- THE PROBLEM
Please return every line of the records below that contains the word "Resources".

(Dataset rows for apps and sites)
........

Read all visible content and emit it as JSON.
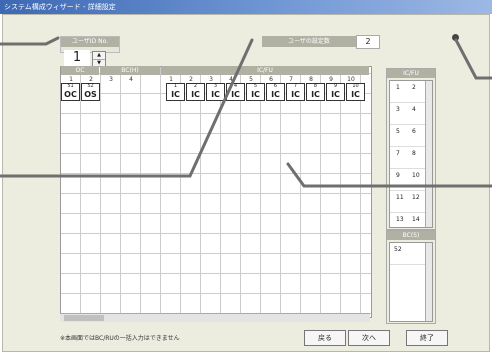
{
  "window": {
    "title": "システム構成ウィザード - 詳細設定"
  },
  "unit": {
    "label": "ユーザID No.",
    "value": "1"
  },
  "config": {
    "label": "ユーザの設定数",
    "value": "2"
  },
  "headers": {
    "oc": "OC",
    "bc": "BC(H)",
    "ic": "IC/FU"
  },
  "columns": [
    "1",
    "2",
    "3",
    "4",
    "1",
    "2",
    "3",
    "4",
    "5",
    "6",
    "7",
    "8",
    "9",
    "10"
  ],
  "cells": [
    {
      "n": "51",
      "l": "OC"
    },
    {
      "n": "52",
      "l": "OS"
    },
    {
      "n": "1",
      "l": "IC"
    },
    {
      "n": "2",
      "l": "IC"
    },
    {
      "n": "3",
      "l": "IC"
    },
    {
      "n": "4",
      "l": "IC"
    },
    {
      "n": "5",
      "l": "IC"
    },
    {
      "n": "6",
      "l": "IC"
    },
    {
      "n": "7",
      "l": "IC"
    },
    {
      "n": "8",
      "l": "IC"
    },
    {
      "n": "9",
      "l": "IC"
    },
    {
      "n": "10",
      "l": "IC"
    }
  ],
  "icfu_panel": {
    "label": "IC/FU",
    "rows": [
      [
        "1",
        "2"
      ],
      [
        "3",
        "4"
      ],
      [
        "5",
        "6"
      ],
      [
        "7",
        "8"
      ],
      [
        "9",
        "10"
      ],
      [
        "11",
        "12"
      ],
      [
        "13",
        "14"
      ]
    ]
  },
  "bc_panel": {
    "label": "BC(S)",
    "rows": [
      "52"
    ]
  },
  "footnote": "※本画面ではBC/RUの一括入力はできません",
  "buttons": {
    "back": "戻る",
    "next": "次へ",
    "finish": "終了"
  }
}
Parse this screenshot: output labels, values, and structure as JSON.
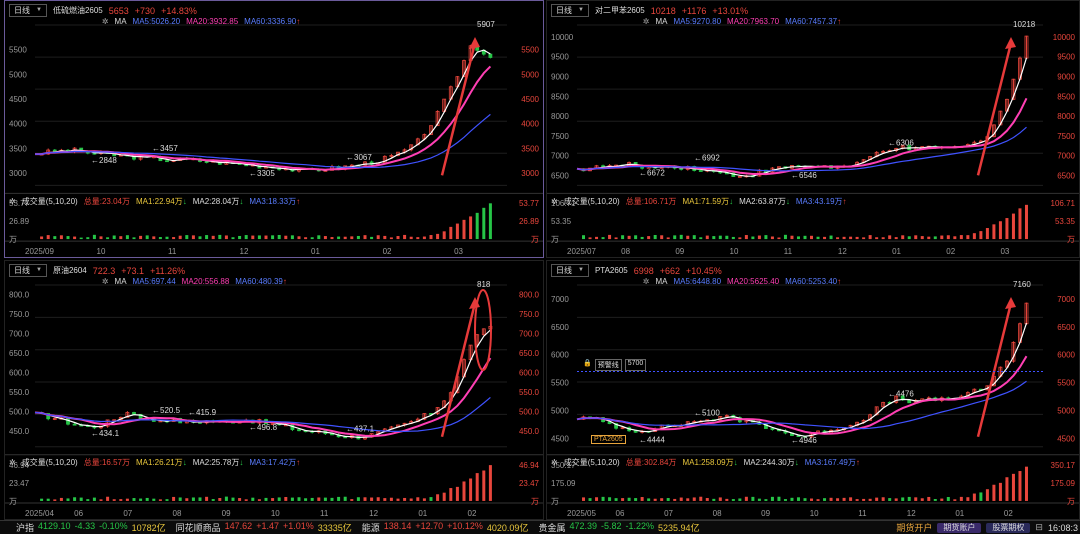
{
  "colors": {
    "up": "#e8463c",
    "down": "#26c547",
    "ma1": "#ffffff",
    "ma2": "#ff3fb4",
    "ma3": "#3f52ff",
    "grid": "#1e1e1e",
    "axis": "#e8463c"
  },
  "panels": [
    {
      "id": "p1",
      "period": "日线",
      "symbol": "低硫燃油2605",
      "price": "5653",
      "change": "+730",
      "pct": "+14.83%",
      "ma": {
        "ma5": "MA5:5026.20",
        "ma20": "MA20:3932.85",
        "ma60": "MA60:3336.90"
      },
      "vol": {
        "title": "成交量(5,10,20)",
        "total": "总量:23.04万",
        "m1": "MA1:22.94万",
        "m2": "MA2:28.04万",
        "m3": "MA3:18.33万"
      },
      "yticks": [
        "5500",
        "5000",
        "4500",
        "4000",
        "3500",
        "3000"
      ],
      "vticks": [
        "53.77",
        "26.89",
        "万"
      ],
      "xticks": [
        "2025/09",
        "10",
        "11",
        "12",
        "01",
        "02",
        "03"
      ],
      "annotations": [
        "5907",
        "3457",
        "3305",
        "3067",
        "2848"
      ],
      "ylim": [
        2750,
        6000
      ],
      "vmax": 53.77
    },
    {
      "id": "p2",
      "period": "日线",
      "symbol": "对二甲苯2605",
      "price": "10218",
      "change": "+1176",
      "pct": "+13.01%",
      "ma": {
        "ma5": "MA5:9270.80",
        "ma20": "MA20:7963.70",
        "ma60": "MA60:7457.37"
      },
      "vol": {
        "title": "成交量(5,10,20)",
        "total": "总量:106.71万",
        "m1": "MA1:71.59万",
        "m2": "MA2:63.87万",
        "m3": "MA3:43.19万"
      },
      "yticks": [
        "10000",
        "9500",
        "9000",
        "8500",
        "8000",
        "7500",
        "7000",
        "6500"
      ],
      "vticks": [
        "106.71",
        "53.35",
        "万"
      ],
      "xticks": [
        "2025/07",
        "08",
        "09",
        "10",
        "11",
        "12",
        "01",
        "02",
        "03"
      ],
      "annotations": [
        "10218",
        "6992",
        "6546",
        "6306",
        "6672"
      ],
      "ylim": [
        6250,
        10300
      ],
      "vmax": 106.71
    },
    {
      "id": "p3",
      "period": "日线",
      "symbol": "原油2604",
      "price": "722.3",
      "change": "+73.1",
      "pct": "+11.26%",
      "ma": {
        "ma5": "MA5:697.44",
        "ma20": "MA20:556.88",
        "ma60": "MA60:480.39"
      },
      "vol": {
        "title": "成交量(5,10,20)",
        "total": "总量:16.57万",
        "m1": "MA1:26.21万",
        "m2": "MA2:25.78万",
        "m3": "MA3:17.42万"
      },
      "yticks": [
        "800.0",
        "750.0",
        "700.0",
        "650.0",
        "600.0",
        "550.0",
        "500.0",
        "450.0"
      ],
      "vticks": [
        "46.94",
        "23.47",
        "万"
      ],
      "xticks": [
        "2025/04",
        "06",
        "07",
        "08",
        "09",
        "10",
        "11",
        "12",
        "01",
        "02"
      ],
      "annotations": [
        "818",
        "520.5",
        "496.8",
        "437.1",
        "434.1",
        "415.9"
      ],
      "ylim": [
        410,
        825
      ],
      "vmax": 46.94
    },
    {
      "id": "p4",
      "period": "日线",
      "symbol": "PTA2605",
      "price": "6998",
      "change": "+662",
      "pct": "+10.45%",
      "ma": {
        "ma5": "MA5:6448.80",
        "ma20": "MA20:5625.40",
        "ma60": "MA60:5253.40"
      },
      "vol": {
        "title": "成交量(5,10,20)",
        "total": "总量:302.84万",
        "m1": "MA1:258.09万",
        "m2": "MA2:244.30万",
        "m3": "MA3:167.49万"
      },
      "yticks": [
        "7000",
        "6500",
        "6000",
        "5500",
        "5000",
        "4500"
      ],
      "vticks": [
        "350.17",
        "175.09",
        "万"
      ],
      "xticks": [
        "2025/05",
        "06",
        "07",
        "08",
        "09",
        "10",
        "11",
        "12",
        "01",
        "02"
      ],
      "annotations": [
        "7160",
        "5100",
        "4946",
        "4476",
        "4444"
      ],
      "order": {
        "label": "预警线",
        "value": "5700"
      },
      "tag": "PTA2605",
      "ylim": [
        4350,
        7250
      ],
      "vmax": 350.17
    }
  ],
  "footer": [
    {
      "name": "沪指",
      "val": "4129.10",
      "chg": "-4.33",
      "pct": "-0.10%",
      "amt": "10782亿",
      "dir": "down"
    },
    {
      "name": "同花顺商品",
      "val": "147.62",
      "chg": "+1.47",
      "pct": "+1.01%",
      "amt": "33335亿",
      "dir": "up"
    },
    {
      "name": "能源",
      "val": "138.14",
      "chg": "+12.70",
      "pct": "+10.12%",
      "amt": "4020.09亿",
      "dir": "up"
    },
    {
      "name": "贵金属",
      "val": "472.39",
      "chg": "-5.82",
      "pct": "-1.22%",
      "amt": "5235.94亿",
      "dir": "down"
    }
  ],
  "footer_right": {
    "open": "期货开户",
    "b1": "期货账户",
    "b2": "股票期权",
    "time": "16:08:3"
  }
}
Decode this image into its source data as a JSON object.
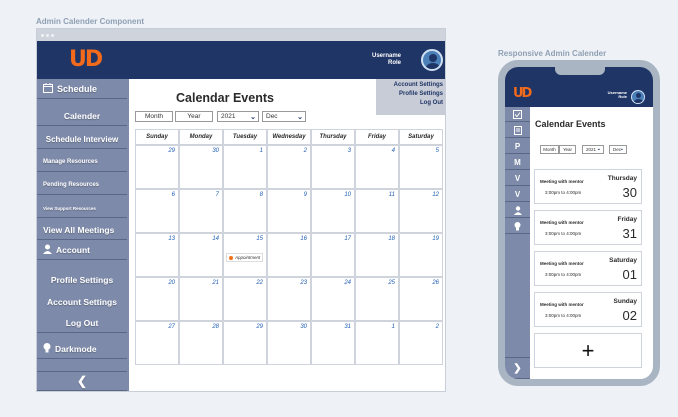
{
  "captions": {
    "desktop": "Admin Calender Component",
    "mobile": "Responsive Admin Calender"
  },
  "brand": {
    "logo": "UD",
    "accent": "#f26a1b",
    "navy": "#1f3566",
    "sidebar": "#7d8aa9"
  },
  "header": {
    "username": "Username",
    "role": "Role"
  },
  "sidebar": {
    "schedule": "Schedule",
    "calender": "Calender",
    "schedule_interview": "Schedule Interview",
    "manage_resources": "Manage Resources",
    "pending_resources": "Pending Resources",
    "view_support_resources": "View Support Resources",
    "view_all_meetings": "View All Meetings",
    "account": "Account",
    "profile_settings": "Profile Settings",
    "account_settings": "Account Settings",
    "log_out": "Log Out",
    "darkmode": "Darkmode"
  },
  "account_menu": [
    "Account Settings",
    "Profile Settings",
    "Log Out"
  ],
  "main": {
    "title": "Calendar Events",
    "controls": {
      "month": "Month",
      "year": "Year",
      "year_value": "2021",
      "month_value": "Dec"
    }
  },
  "calendar": {
    "days": [
      "Sunday",
      "Monday",
      "Tuesday",
      "Wednesday",
      "Thursday",
      "Friday",
      "Saturday"
    ],
    "weeks": [
      [
        "29",
        "30",
        "1",
        "2",
        "3",
        "4",
        "5"
      ],
      [
        "6",
        "7",
        "8",
        "9",
        "10",
        "11",
        "12"
      ],
      [
        "13",
        "14",
        "15",
        "16",
        "17",
        "18",
        "19"
      ],
      [
        "20",
        "21",
        "22",
        "23",
        "24",
        "25",
        "26"
      ],
      [
        "27",
        "28",
        "29",
        "30",
        "31",
        "1",
        "2"
      ]
    ],
    "event": {
      "label": "Appointment"
    }
  },
  "mobile": {
    "title": "Calendar Events",
    "controls": {
      "month": "Month",
      "year": "Year",
      "year_value": "2021",
      "month_value": "Dec"
    },
    "side_letters": [
      "P",
      "M",
      "V",
      "V"
    ],
    "meetings": [
      {
        "title": "Meeting with mentor",
        "time": "3:00pm to 4:00pm",
        "day": "Thursday",
        "date": "30"
      },
      {
        "title": "Meeting with mentor",
        "time": "3:00pm to 4:00pm",
        "day": "Friday",
        "date": "31"
      },
      {
        "title": "Meeting with mentor",
        "time": "3:00pm to 4:00pm",
        "day": "Saturday",
        "date": "01"
      },
      {
        "title": "Meeting with mentor",
        "time": "3:00pm to 4:00pm",
        "day": "Sunday",
        "date": "02"
      }
    ],
    "add_label": "+"
  }
}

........

- EXERCISE OUTPUT
    "manage_resources": "Manage Resources",
    "pending_resources": "Pending Resources",
    "view_support_resources": "View Support Resources",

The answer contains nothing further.